Toussaint’s Blue Coat And Everything Blue!
By Dominique Dennery September 5, 2017
I realized I was well ensconced in my Blue Period when I chose, yet again, to put a blue patina on a sculpture. Something about this colour strikes me as royal, as in the fleur de lys. Other shades of blue remind me of the deep blue sea I so love: the aqua blue of the Caribbean, the navy blue of the Atlantic or the peacock blue of the South Pacific.
Bronze is gold when it comes out of its ceramic casing at the foundry. Acids can be applied to give it different hues. The foundry professionals spend years learning how to heat the metal to the right temperature, how to add the acids of different colours with a brush, how to use water to cool the metal down and then apply more colour until you have the right intensity while also maintaining a certain transparency for the shine to come through.
So much can go wrong! You heat too much and you tarnish the metal for good. The brush can leave marks; the layers can be too thick and opaque. But what a beautiful effect when all is done! After the colour, liquid wax is applied to seal it in and also add shine. Antioxidants and other chemicals can be added to protect the statue from the elements.
I decided I would work with blue for the French uniform worn by Toussaint Louverture, the hero of the Haitian Revolution.
I hadn’t told my clients in case it didn’t work out and we had to revert to dark brown or black.
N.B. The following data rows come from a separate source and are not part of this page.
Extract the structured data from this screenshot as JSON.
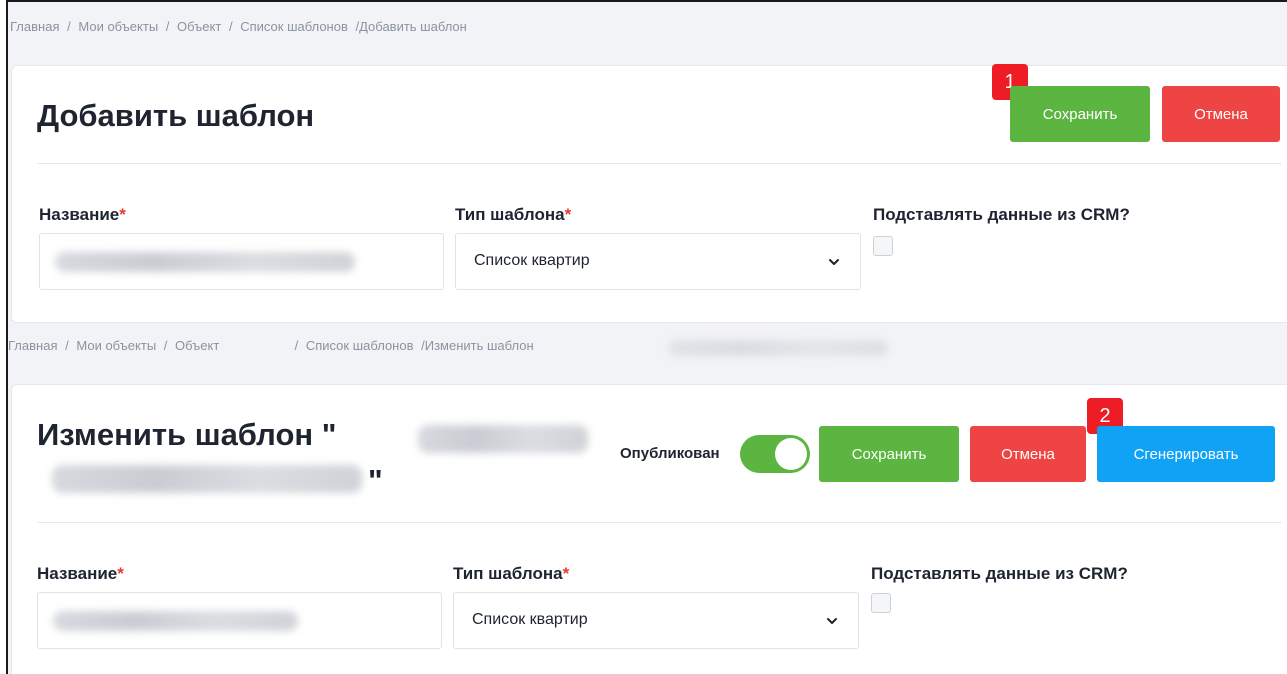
{
  "section_add": {
    "breadcrumb": [
      "Главная",
      "/",
      "Мои объекты",
      "/",
      "Объект",
      "/",
      "Список шаблонов",
      "/Добавить шаблон"
    ],
    "title": "Добавить шаблон",
    "save_label": "Сохранить",
    "cancel_label": "Отмена",
    "badge": "1",
    "name_label": "Название",
    "type_label": "Тип шаблона",
    "type_value": "Список квартир",
    "crm_label": "Подставлять данные из CRM?"
  },
  "section_edit": {
    "breadcrumb": [
      "Главная",
      "/",
      "Мои объекты",
      "/",
      "Объект",
      "/",
      "Список шаблонов",
      "/Изменить шаблон"
    ],
    "title_prefix": "Изменить шаблон \"",
    "title_suffix": "\"",
    "published_label": "Опубликован",
    "save_label": "Сохранить",
    "cancel_label": "Отмена",
    "generate_label": "Сгенерировать",
    "badge": "2",
    "name_label": "Название",
    "type_label": "Тип шаблона",
    "type_value": "Список квартир",
    "crm_label": "Подставлять данные из CRM?"
  },
  "required_mark": "*",
  "colors": {
    "save": "#5bb540",
    "cancel": "#ef4444",
    "generate": "#10a3f5",
    "badge": "#ee1c25"
  }
}
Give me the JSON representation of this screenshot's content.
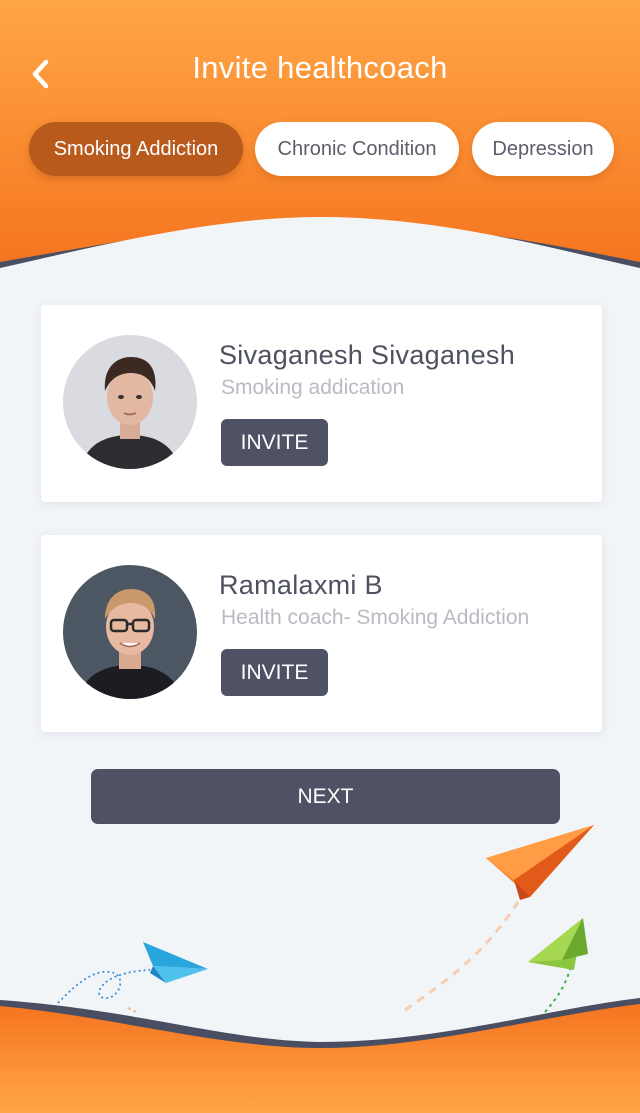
{
  "header": {
    "title": "Invite healthcoach",
    "back_icon": "chevron-left-icon",
    "tabs": [
      {
        "label": "Smoking Addiction",
        "active": true
      },
      {
        "label": "Chronic Condition",
        "active": false
      },
      {
        "label": "Depression",
        "active": false
      }
    ]
  },
  "coaches": [
    {
      "name": "Sivaganesh Sivaganesh",
      "role": "Smoking addication",
      "button": "INVITE"
    },
    {
      "name": "Ramalaxmi B",
      "role": "Health coach- Smoking Addiction",
      "button": "INVITE"
    }
  ],
  "actions": {
    "next_label": "NEXT"
  },
  "colors": {
    "header_gradient_top": "#ffa646",
    "header_gradient_bottom": "#f5741f",
    "active_tab": "#b85a1c",
    "button": "#4f5264",
    "wave_dark": "#4a4e63"
  }
}
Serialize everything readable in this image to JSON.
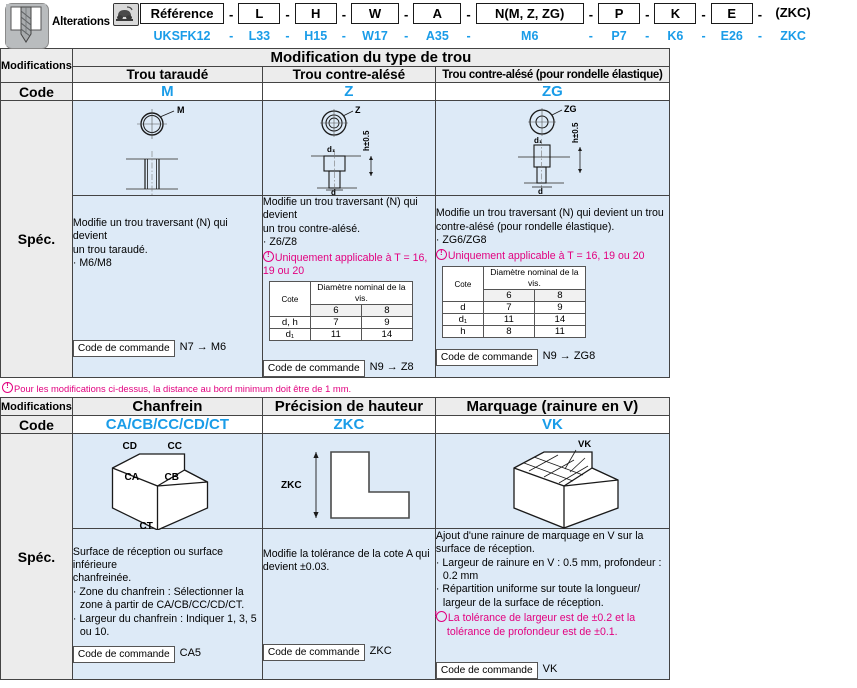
{
  "reference_strip": {
    "alterations_label": "Alterations",
    "product_icon": "drill-bit-icon",
    "phone_icon": "phone-icon",
    "fields": [
      {
        "label": "Référence",
        "value": "UKSFK12",
        "boxed": true
      },
      {
        "label": "L",
        "value": "L33",
        "boxed": true
      },
      {
        "label": "H",
        "value": "H15",
        "boxed": true
      },
      {
        "label": "W",
        "value": "W17",
        "boxed": true
      },
      {
        "label": "A",
        "value": "A35",
        "boxed": true
      },
      {
        "label": "N(M, Z, ZG)",
        "value": "M6",
        "boxed": true
      },
      {
        "label": "P",
        "value": "P7",
        "boxed": true
      },
      {
        "label": "K",
        "value": "K6",
        "boxed": true
      },
      {
        "label": "E",
        "value": "E26",
        "boxed": true
      },
      {
        "label": "(ZKC)",
        "value": "ZKC",
        "boxed": false
      }
    ],
    "separator": "-"
  },
  "section1": {
    "row_labels": {
      "modifications": "Modifications",
      "code": "Code",
      "spec": "Spéc."
    },
    "group_title": "Modification du type de trou",
    "columns": [
      {
        "header": "Trou taraudé",
        "code": "M",
        "figure_label": "M",
        "desc_lines": [
          "Modifie un trou traversant (N) qui devient",
          "un trou taraudé."
        ],
        "bullets": [
          "· M6/M8"
        ],
        "warning": null,
        "dim_table": null,
        "order_code_label": "Code de commande",
        "order_code_value": "N7 → M6"
      },
      {
        "header": "Trou contre-alésé",
        "code": "Z",
        "figure_label": "Z",
        "desc_lines": [
          "Modifie un trou traversant (N) qui devient",
          "un trou contre-alésé."
        ],
        "bullets": [
          "· Z6/Z8"
        ],
        "warning": "Uniquement applicable à T = 16, 19 ou 20",
        "dim_table": {
          "corner_label": "Cote",
          "span_header": "Diamètre nominal de la vis.",
          "sizes": [
            "6",
            "8"
          ],
          "rows": [
            {
              "label": "d, h",
              "values": [
                "7",
                "9"
              ]
            },
            {
              "label": "d₁",
              "values": [
                "11",
                "14"
              ]
            }
          ]
        },
        "order_code_label": "Code de commande",
        "order_code_value": "N9 → Z8"
      },
      {
        "header": "Trou contre-alésé (pour rondelle élastique)",
        "code": "ZG",
        "figure_label": "ZG",
        "desc_lines": [
          "Modifie un trou traversant (N) qui devient un trou",
          "contre-alésé (pour rondelle élastique)."
        ],
        "bullets": [
          "· ZG6/ZG8"
        ],
        "warning": "Uniquement applicable à T = 16, 19 ou 20",
        "dim_table": {
          "corner_label": "Cote",
          "span_header": "Diamètre nominal de la vis.",
          "sizes": [
            "6",
            "8"
          ],
          "rows": [
            {
              "label": "d",
              "values": [
                "7",
                "9"
              ]
            },
            {
              "label": "d₁",
              "values": [
                "11",
                "14"
              ]
            },
            {
              "label": "h",
              "values": [
                "8",
                "11"
              ]
            }
          ]
        },
        "order_code_label": "Code de commande",
        "order_code_value": "N9 → ZG8"
      }
    ],
    "figure_dims": {
      "d1": "d₁",
      "d": "d",
      "h_tol": "h±0.5"
    },
    "footnote": "Pour les modifications ci-dessus, la distance au bord minimum doit être de 1 mm."
  },
  "section2": {
    "row_labels": {
      "modifications": "Modifications",
      "code": "Code",
      "spec": "Spéc."
    },
    "columns": [
      {
        "header": "Chanfrein",
        "code": "CA/CB/CC/CD/CT",
        "figure_labels": [
          "CD",
          "CC",
          "CA",
          "CB",
          "CT"
        ],
        "desc_lines": [
          "Surface de réception ou surface inférieure",
          "chanfreinée."
        ],
        "bullets": [
          "· Zone du chanfrein : Sélectionner la zone à partir de CA/CB/CC/CD/CT.",
          "· Largeur du chanfrein : Indiquer 1, 3, 5 ou 10."
        ],
        "warning": null,
        "order_code_label": "Code de commande",
        "order_code_value": "CA5"
      },
      {
        "header": "Précision de hauteur",
        "code": "ZKC",
        "figure_labels": [
          "ZKC"
        ],
        "desc_lines": [
          "Modifie la tolérance de la cote A qui",
          "devient ±0.03."
        ],
        "bullets": [],
        "warning": null,
        "order_code_label": "Code de commande",
        "order_code_value": "ZKC"
      },
      {
        "header": "Marquage (rainure en V)",
        "code": "VK",
        "figure_labels": [
          "VK"
        ],
        "desc_lines": [
          "Ajout d'une rainure de marquage en V sur la",
          "surface de réception."
        ],
        "bullets": [
          "· Largeur de rainure en V : 0.5 mm, profondeur : 0.2 mm",
          "· Répartition uniforme sur toute la longueur/ largeur de la surface de réception."
        ],
        "warning": "La tolérance de largeur est de ±0.2 et la tolérance de profondeur est de ±0.1.",
        "order_code_label": "Code de commande",
        "order_code_value": "VK"
      }
    ]
  },
  "colors": {
    "accent_blue": "#1a9ce8",
    "warning_pink": "#e2007f",
    "fig_background": "#ddeaf7",
    "header_grey": "#ececec"
  }
}
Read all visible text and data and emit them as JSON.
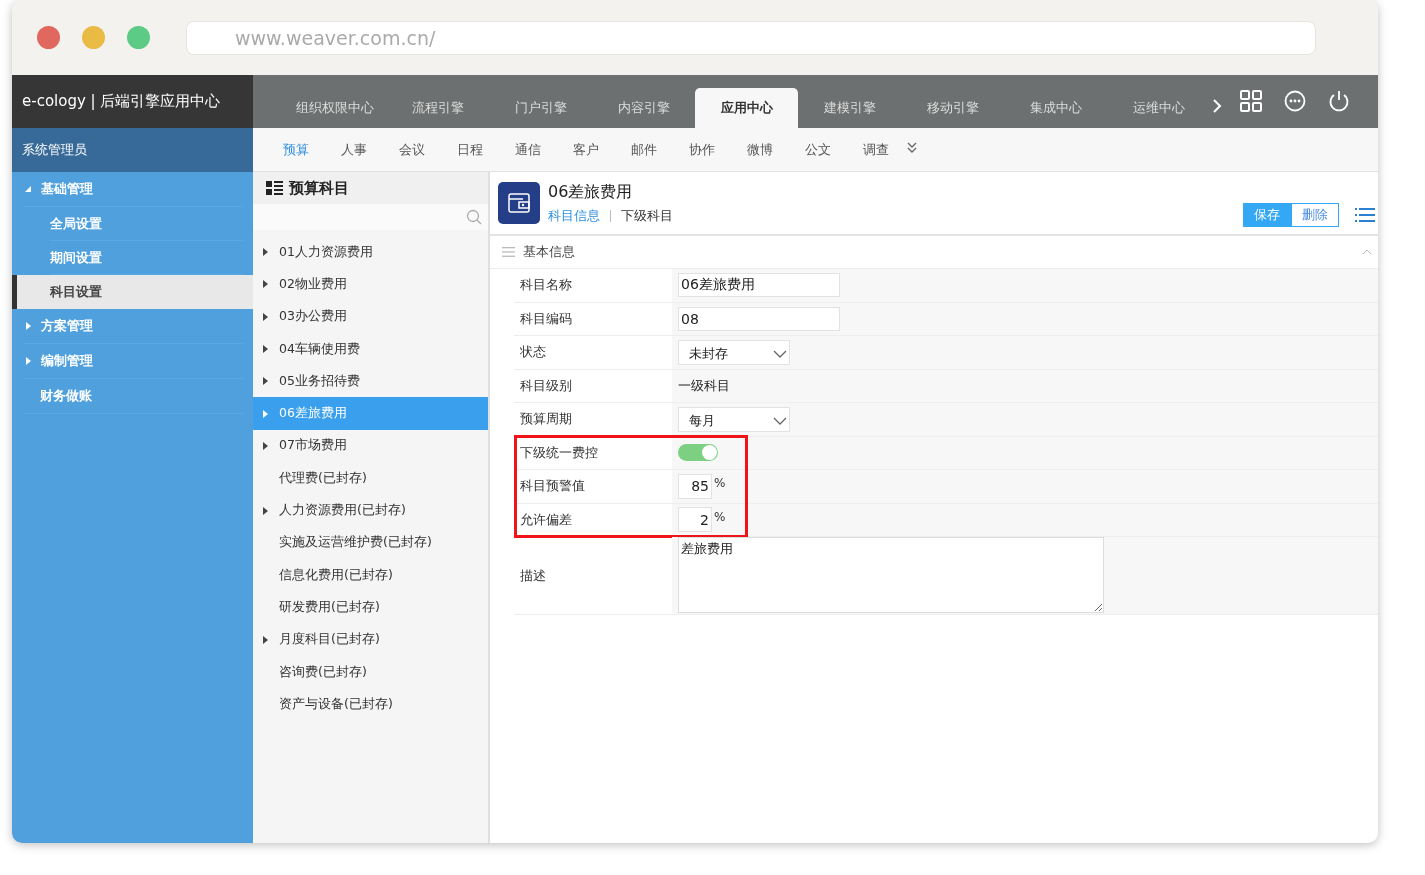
{
  "browser": {
    "url": "www.weaver.com.cn/"
  },
  "header": {
    "logo": "e-cology | 后端引擎应用中心",
    "tabs": [
      {
        "label": "组织权限中心",
        "selected": false
      },
      {
        "label": "流程引擎",
        "selected": false
      },
      {
        "label": "门户引擎",
        "selected": false
      },
      {
        "label": "内容引擎",
        "selected": false
      },
      {
        "label": "应用中心",
        "selected": true
      },
      {
        "label": "建模引擎",
        "selected": false
      },
      {
        "label": "移动引擎",
        "selected": false
      },
      {
        "label": "集成中心",
        "selected": false
      },
      {
        "label": "运维中心",
        "selected": false
      }
    ]
  },
  "subnav": [
    {
      "label": "预算",
      "selected": true
    },
    {
      "label": "人事",
      "selected": false
    },
    {
      "label": "会议",
      "selected": false
    },
    {
      "label": "日程",
      "selected": false
    },
    {
      "label": "通信",
      "selected": false
    },
    {
      "label": "客户",
      "selected": false
    },
    {
      "label": "邮件",
      "selected": false
    },
    {
      "label": "协作",
      "selected": false
    },
    {
      "label": "微博",
      "selected": false
    },
    {
      "label": "公文",
      "selected": false
    },
    {
      "label": "调查",
      "selected": false
    }
  ],
  "sidebar": {
    "user": "系统管理员",
    "items": [
      {
        "label": "基础管理",
        "kind": "group",
        "expanded": true,
        "children": [
          {
            "label": "全局设置",
            "selected": false
          },
          {
            "label": "期间设置",
            "selected": false
          },
          {
            "label": "科目设置",
            "selected": true
          }
        ]
      },
      {
        "label": "方案管理",
        "kind": "group",
        "expanded": false
      },
      {
        "label": "编制管理",
        "kind": "group",
        "expanded": false
      },
      {
        "label": "财务做账",
        "kind": "leaf"
      }
    ]
  },
  "tree": {
    "title": "预算科目",
    "items": [
      {
        "label": "01人力资源费用",
        "has_children": true,
        "selected": false
      },
      {
        "label": "02物业费用",
        "has_children": true,
        "selected": false
      },
      {
        "label": "03办公费用",
        "has_children": true,
        "selected": false
      },
      {
        "label": "04车辆使用费",
        "has_children": true,
        "selected": false
      },
      {
        "label": "05业务招待费",
        "has_children": true,
        "selected": false
      },
      {
        "label": "06差旅费用",
        "has_children": true,
        "selected": true
      },
      {
        "label": "07市场费用",
        "has_children": true,
        "selected": false
      },
      {
        "label": "代理费(已封存)",
        "has_children": false,
        "selected": false
      },
      {
        "label": "人力资源费用(已封存)",
        "has_children": true,
        "selected": false
      },
      {
        "label": "实施及运营维护费(已封存)",
        "has_children": false,
        "selected": false
      },
      {
        "label": "信息化费用(已封存)",
        "has_children": false,
        "selected": false
      },
      {
        "label": "研发费用(已封存)",
        "has_children": false,
        "selected": false
      },
      {
        "label": "月度科目(已封存)",
        "has_children": true,
        "selected": false
      },
      {
        "label": "咨询费(已封存)",
        "has_children": false,
        "selected": false
      },
      {
        "label": "资产与设备(已封存)",
        "has_children": false,
        "selected": false
      }
    ]
  },
  "detail": {
    "title": "06差旅费用",
    "tabs": [
      {
        "label": "科目信息",
        "selected": true
      },
      {
        "label": "下级科目",
        "selected": false
      }
    ],
    "buttons": {
      "save": "保存",
      "delete": "删除"
    },
    "section": "基本信息",
    "fields": [
      {
        "label": "科目名称",
        "kind": "text",
        "value": "06差旅费用",
        "highlighted": false
      },
      {
        "label": "科目编码",
        "kind": "text",
        "value": "08",
        "highlighted": false
      },
      {
        "label": "状态",
        "kind": "select",
        "value": "未封存",
        "highlighted": false
      },
      {
        "label": "科目级别",
        "kind": "static",
        "value": "一级科目",
        "highlighted": false
      },
      {
        "label": "预算周期",
        "kind": "select",
        "value": "每月",
        "highlighted": false
      },
      {
        "label": "下级统一费控",
        "kind": "toggle",
        "on": true,
        "highlighted": true
      },
      {
        "label": "科目预警值",
        "kind": "percent",
        "value": "85",
        "unit": "%",
        "highlighted": true
      },
      {
        "label": "允许偏差",
        "kind": "percent",
        "value": "2",
        "unit": "%",
        "highlighted": true
      },
      {
        "label": "描述",
        "kind": "textarea",
        "value": "差旅费用",
        "highlighted": false
      }
    ]
  }
}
Well it worked! The royal blue turned somewhat lighter during the process but the effect is like faded wool or cotton and absolutely wonderful for the costume of a military man who waged war in the 18th century!
The unveiling of Jean-Jacques Dessalines at la Maison du Citoyen (Gatineau)
It was a real honour to witness the unveiling of the bronze bust I sculpted of Jean-Jacques Dessalines, founder of the Haitian Nation at City Hall this week. An emotional moment in the presence of the Haitian Ambassador and leaders of the Haitian community who commissioned the sculpture, the Mayor of Gatineau and the President of the Arts and Culture Committee, friends and family.
From concept to clay to mould to bronze required 10 months of labour with coaching from my mentor Rosemary Breault-Landry, who refused to let me give up in frustration. Working on a historical figure where there is little agreement on what he really looked liked (!) was already a challenge. Add to that building a historical costume in clay — complete with shirt, cravat, vest and decorations, Napoleonic hat and plumage — as the clay is drying fast, and you have a recipe for an Artist meltdown. Thank you to all who provided loving support.